Can Processing Cause Diabetes?
Food is any material consumed to supply nutrition to an organism. The word ‘food’ actually refers to the products derived from plants that are consumed to promote life. Food is generally of animal, plant or fungus origin, and often contains vital nutrients, including proteins, carbohydrates, vitamins, minerals or trace elements. In recent years, people have turned to food as a way to avoid the rising amounts of fat, sugar, salt and other additives that increasingly make up daily meals. In this world of high-calorie, high-fat foods, many people have turned away from the traditional food sources – at least for the moment – and towards organic, free-range, more natural food.

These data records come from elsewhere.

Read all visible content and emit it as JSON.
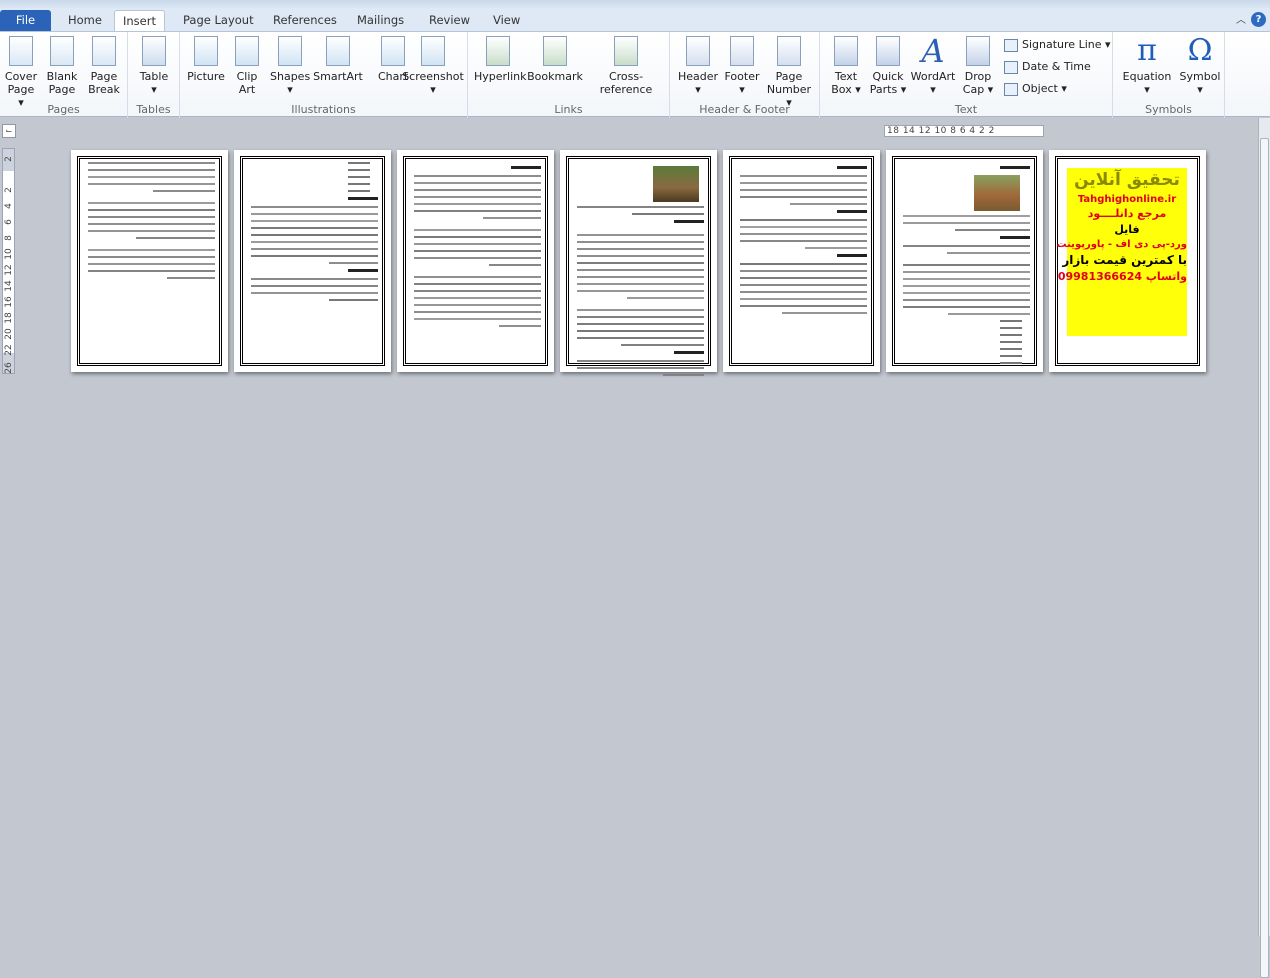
{
  "tabs": [
    {
      "label": "File"
    },
    {
      "label": "Home"
    },
    {
      "label": "Insert"
    },
    {
      "label": "Page Layout"
    },
    {
      "label": "References"
    },
    {
      "label": "Mailings"
    },
    {
      "label": "Review"
    },
    {
      "label": "View"
    }
  ],
  "active_tab": "Insert",
  "help_label": "?",
  "groups": {
    "pages": {
      "label": "Pages",
      "buttons": [
        {
          "l1": "Cover",
          "l2": "Page ▾"
        },
        {
          "l1": "Blank",
          "l2": "Page"
        },
        {
          "l1": "Page",
          "l2": "Break"
        }
      ]
    },
    "tables": {
      "label": "Tables",
      "buttons": [
        {
          "l1": "Table",
          "l2": "▾"
        }
      ]
    },
    "illustrations": {
      "label": "Illustrations",
      "buttons": [
        {
          "l1": "Picture",
          "l2": ""
        },
        {
          "l1": "Clip",
          "l2": "Art"
        },
        {
          "l1": "Shapes",
          "l2": "▾"
        },
        {
          "l1": "SmartArt",
          "l2": ""
        },
        {
          "l1": "Chart",
          "l2": ""
        },
        {
          "l1": "Screenshot",
          "l2": "▾"
        }
      ]
    },
    "links": {
      "label": "Links",
      "buttons": [
        {
          "l1": "Hyperlink",
          "l2": ""
        },
        {
          "l1": "Bookmark",
          "l2": ""
        },
        {
          "l1": "Cross-reference",
          "l2": ""
        }
      ]
    },
    "header_footer": {
      "label": "Header & Footer",
      "buttons": [
        {
          "l1": "Header",
          "l2": "▾"
        },
        {
          "l1": "Footer",
          "l2": "▾"
        },
        {
          "l1": "Page",
          "l2": "Number ▾"
        }
      ]
    },
    "text": {
      "label": "Text",
      "buttons": [
        {
          "l1": "Text",
          "l2": "Box ▾"
        },
        {
          "l1": "Quick",
          "l2": "Parts ▾"
        },
        {
          "l1": "WordArt",
          "l2": "▾"
        },
        {
          "l1": "Drop",
          "l2": "Cap ▾"
        }
      ],
      "small": [
        {
          "label": "Signature Line ▾"
        },
        {
          "label": "Date & Time"
        },
        {
          "label": "Object ▾"
        }
      ]
    },
    "symbols": {
      "label": "Symbols",
      "buttons": [
        {
          "l1": "Equation",
          "l2": "▾"
        },
        {
          "l1": "Symbol",
          "l2": "▾"
        }
      ]
    }
  },
  "ruler": {
    "horizontal": "18  14 12 10 8 6 4 2   2",
    "vertical": [
      "2",
      "2",
      "4",
      "6",
      "8",
      "10",
      "12",
      "14",
      "16",
      "18",
      "20",
      "22",
      "26"
    ]
  },
  "ad": {
    "title": "تحقیق آنلاین",
    "site": "Tahghighonline.ir",
    "line1": "مرجع دانلــــود",
    "line2": "فایل",
    "line3": "ورد-پی دی اف - پاورپوینت",
    "line4": "با کمترین قیمت بازار",
    "phone": "09981366624",
    "whatsapp": "واتساپ"
  },
  "colors": {
    "accent": "#2a63b8",
    "ad_bg": "#ffff0a",
    "ad_red": "#e3001b"
  }
}
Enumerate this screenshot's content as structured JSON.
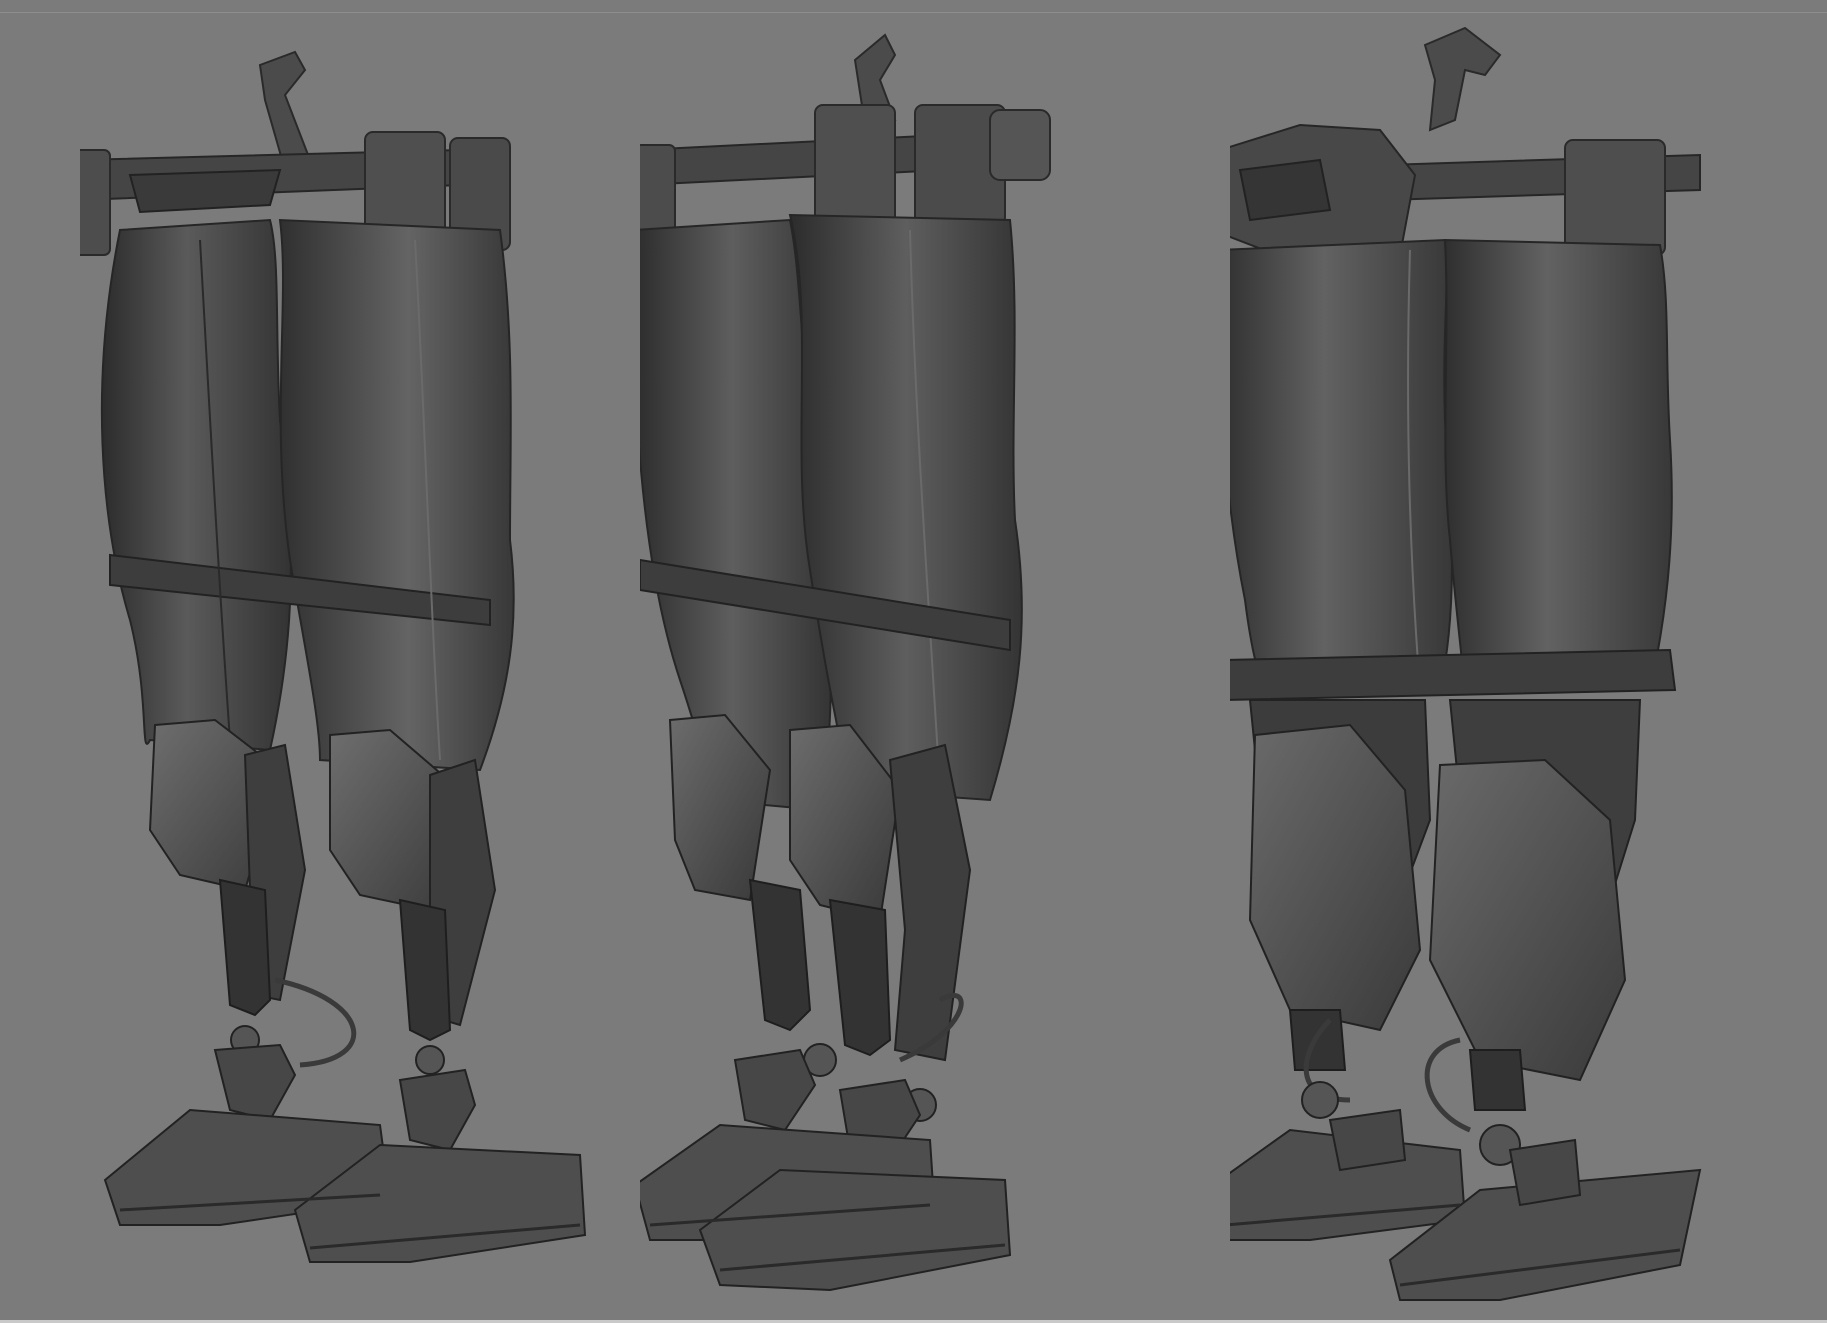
{
  "scene": {
    "background": "#7b7b7b",
    "material_base": "#4a4a4a",
    "material_light": "#6a6a6a",
    "material_dark": "#2e2e2e",
    "views": [
      {
        "id": "left",
        "angle": "front-three-quarter"
      },
      {
        "id": "middle",
        "angle": "side-three-quarter"
      },
      {
        "id": "right",
        "angle": "back-three-quarter"
      }
    ]
  }
}
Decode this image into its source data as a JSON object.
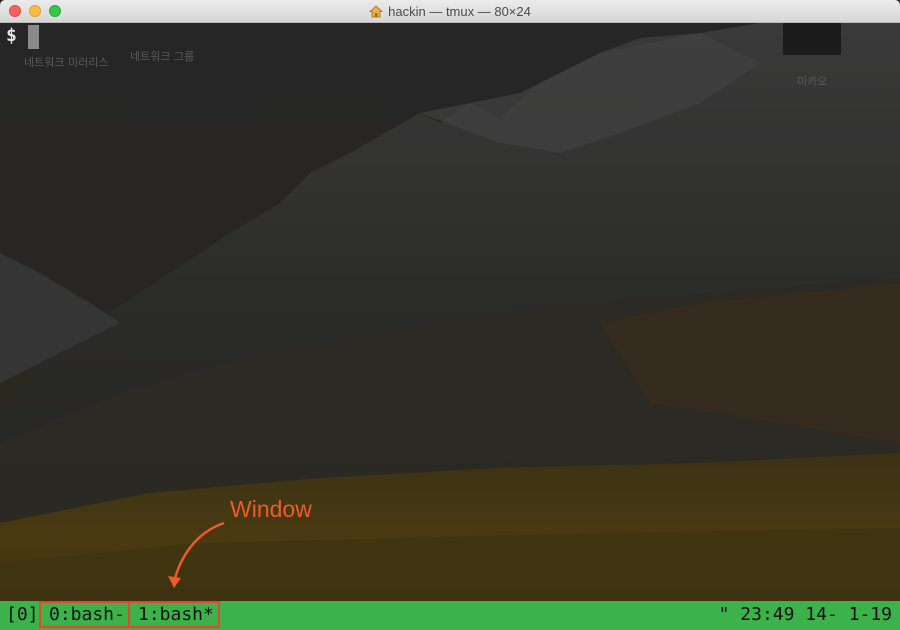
{
  "window": {
    "title": "hackin — tmux — 80×24"
  },
  "desktop": {
    "icon_labels": [
      "네트워크 미러리스",
      "네트워크 그룹",
      "미카오"
    ]
  },
  "terminal": {
    "prompt": "$"
  },
  "annotation": {
    "label": "Window",
    "color": "#f05a28"
  },
  "statusbar": {
    "session": "[0]",
    "windows": [
      "0:bash-",
      "1:bash*"
    ],
    "right_status": "\" 23:49 14- 1-19",
    "color": "#3bb34a"
  }
}
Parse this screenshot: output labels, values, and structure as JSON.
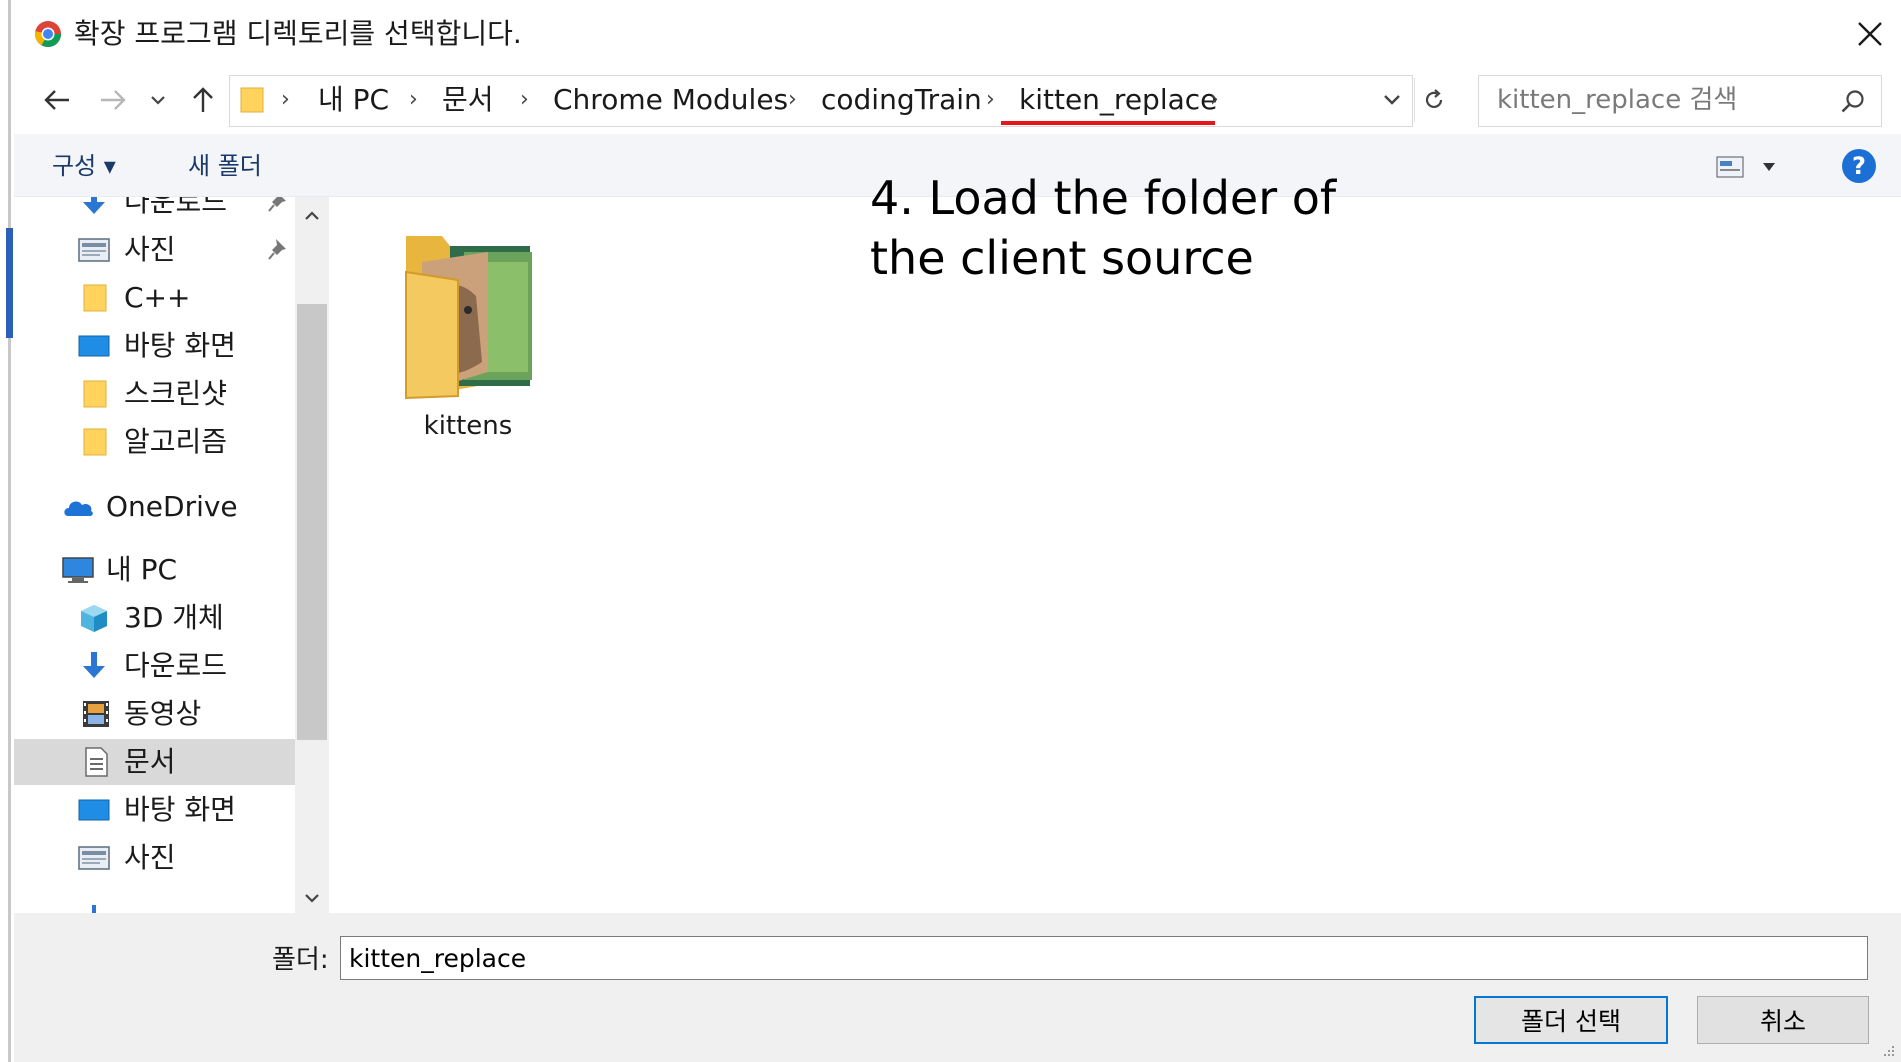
{
  "window": {
    "title": "확장 프로그램 디렉토리를 선택합니다."
  },
  "address": {
    "crumbs": [
      "내 PC",
      "문서",
      "Chrome Modules",
      "codingTrain",
      "kitten_replace"
    ]
  },
  "search": {
    "placeholder": "kitten_replace 검색"
  },
  "toolbar": {
    "organize_label": "구성 ▾",
    "new_folder_label": "새 폴더"
  },
  "nav": {
    "items": [
      {
        "label": "다운로드",
        "icon": "download-arrow-icon"
      },
      {
        "label": "사진",
        "icon": "pictures-icon"
      },
      {
        "label": "C++",
        "icon": "folder-icon"
      },
      {
        "label": "바탕 화면",
        "icon": "desktop-icon"
      },
      {
        "label": "스크린샷",
        "icon": "folder-icon"
      },
      {
        "label": "알고리즘",
        "icon": "folder-icon"
      },
      {
        "label": "OneDrive",
        "icon": "onedrive-cloud-icon"
      },
      {
        "label": "내 PC",
        "icon": "computer-icon"
      },
      {
        "label": "3D 개체",
        "icon": "3d-objects-icon"
      },
      {
        "label": "다운로드",
        "icon": "download-arrow-icon"
      },
      {
        "label": "동영상",
        "icon": "video-icon"
      },
      {
        "label": "문서",
        "icon": "documents-icon"
      },
      {
        "label": "바탕 화면",
        "icon": "desktop-icon"
      },
      {
        "label": "사진",
        "icon": "pictures-icon"
      }
    ]
  },
  "content": {
    "items": [
      {
        "name": "kittens",
        "type": "folder"
      }
    ]
  },
  "annotation": {
    "line1": "4. Load the folder of",
    "line2": "the client source"
  },
  "bottom": {
    "folder_label": "폴더:",
    "folder_value": "kitten_replace",
    "select_label": "폴더 선택",
    "cancel_label": "취소"
  },
  "colors": {
    "accent": "#0078d7",
    "highlight_underline": "#e8151b",
    "help": "#1c6fd4"
  }
}
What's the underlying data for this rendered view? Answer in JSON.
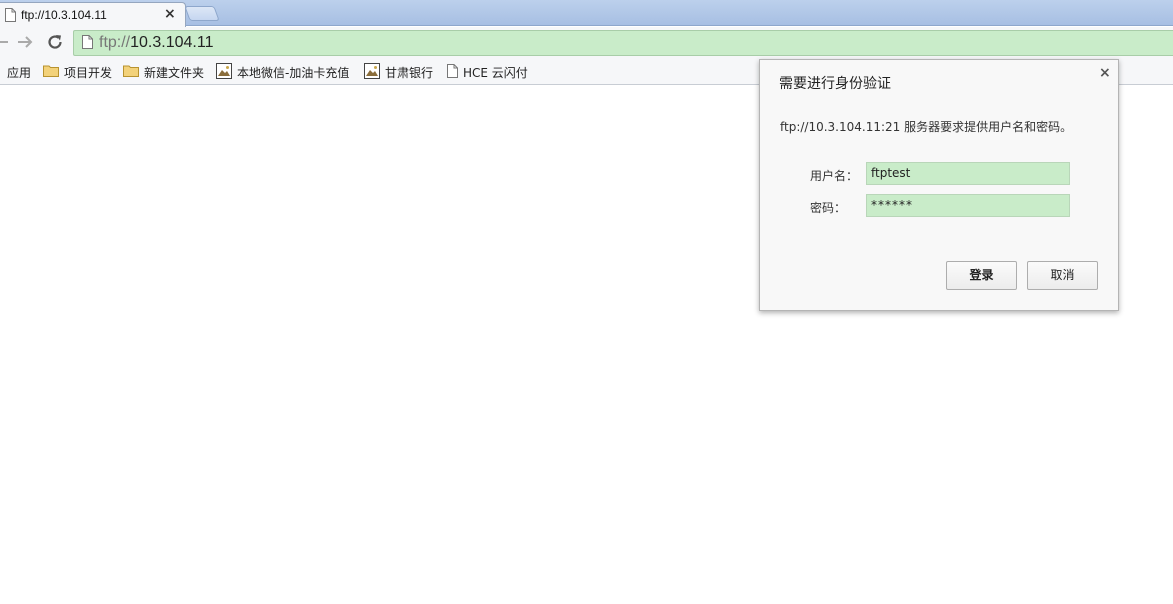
{
  "tab": {
    "title": "ftp://10.3.104.11"
  },
  "omnibox": {
    "scheme": "ftp://",
    "host": "10.3.104.11"
  },
  "bookmarks": [
    {
      "label": "应用",
      "icon": "apps-icon"
    },
    {
      "label": "项目开发",
      "icon": "folder-icon"
    },
    {
      "label": "新建文件夹",
      "icon": "folder-icon"
    },
    {
      "label": "本地微信-加油卡充值",
      "icon": "image-icon"
    },
    {
      "label": "甘肃银行",
      "icon": "image-icon"
    },
    {
      "label": "HCE 云闪付",
      "icon": "page-icon"
    }
  ],
  "dialog": {
    "title": "需要进行身份验证",
    "close": "×",
    "message": "ftp://10.3.104.11:21 服务器要求提供用户名和密码。",
    "username_label": "用户名：",
    "password_label": "密码：",
    "username_value": "ftptest",
    "password_value": "******",
    "login_label": "登录",
    "cancel_label": "取消"
  },
  "colors": {
    "tabstrip": "#a7bfe3",
    "omnibox_bg": "#c9ecc9",
    "dialog_bg": "#f8f8f8",
    "input_bg": "#c9ecc9"
  }
}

Today’s ‘organic’ foods offer much more variety than in years gone by. They’re grown without the harmful chemicals and pesticides that were used so heavily in the past, and without the depleted soil nutrients that are so common in today’s ‘farming’ of food crops. While they cost more for the buyer, they offer greater nutritional value, especially for people who are trying to boost their immune systems and reduce their dependence on synthetic chemicals. Some varieties of organic produce have been grown with sprays of toxins as part of a study to test the impact of exposure to toxins on the immune system – and, in some cases, the effects were shown to be quite drastic.
A person needs a varied amount of food depending on his or her activity level and physical condition. Those with a high energy consumption need more food and energy-containing drinks, while those who burn through their energy quicker find that they need less food and beverages with fewer calories. Different types of food provide different amounts of nutrient value. For example, leafy greens, beans, whole grains and lentils all contain important nutrients that are important to a balanced diet and a strong immune system.
Oily foods like tuna, nuts and avocados are loaded with good fats and acids that help protect the body against the harmful effects of free radicals. In addition to this, these foods help reduce LDL cholesterol (bad) and promote heart health, although it is not clear how much dieting depends on these nutrients. Many studies show that consuming real foods may reduce the risk of heart disease. The research is particularly encouraging because of the role that fat plays in preventing heart disease.
Fibre is also an important ingredient in many plant-based diets, particularly the type of diet recommended for those at risk of heart disease, since it helps prevent cardiovascular disease. It is thought that fibre makes food taste better, since the digestive system slows down when food passes slowly through the small, intestine-like tubes called villi in order to process it into nutrients. However, fibre may also have other health benefits, including reducing the risk of colon cancer, gallstones and stroke. Researchers have also found that fibre may help prevent the development of diseases related to the immune system such as allergies and asthma. Some researchers believe that increasing the amount of soluble fibre in the diet could help prevent cardiovascular disease.
All of these nutrients can be found in whole foods, although many people prefer their diet to be 80% natural food. The problem for those who prefer a diet rich in processed food is that they often do not get enough of the antioxidants found in real food to lower their blood pressure and cholesterol. One study showed that a group given a high-fiber diet had a lower incidence of type 2 diabetes. Another study showed that those who ate a lot of nuts and seeds, but not a lot of processed food, were less likely to develop type 2 diabetes.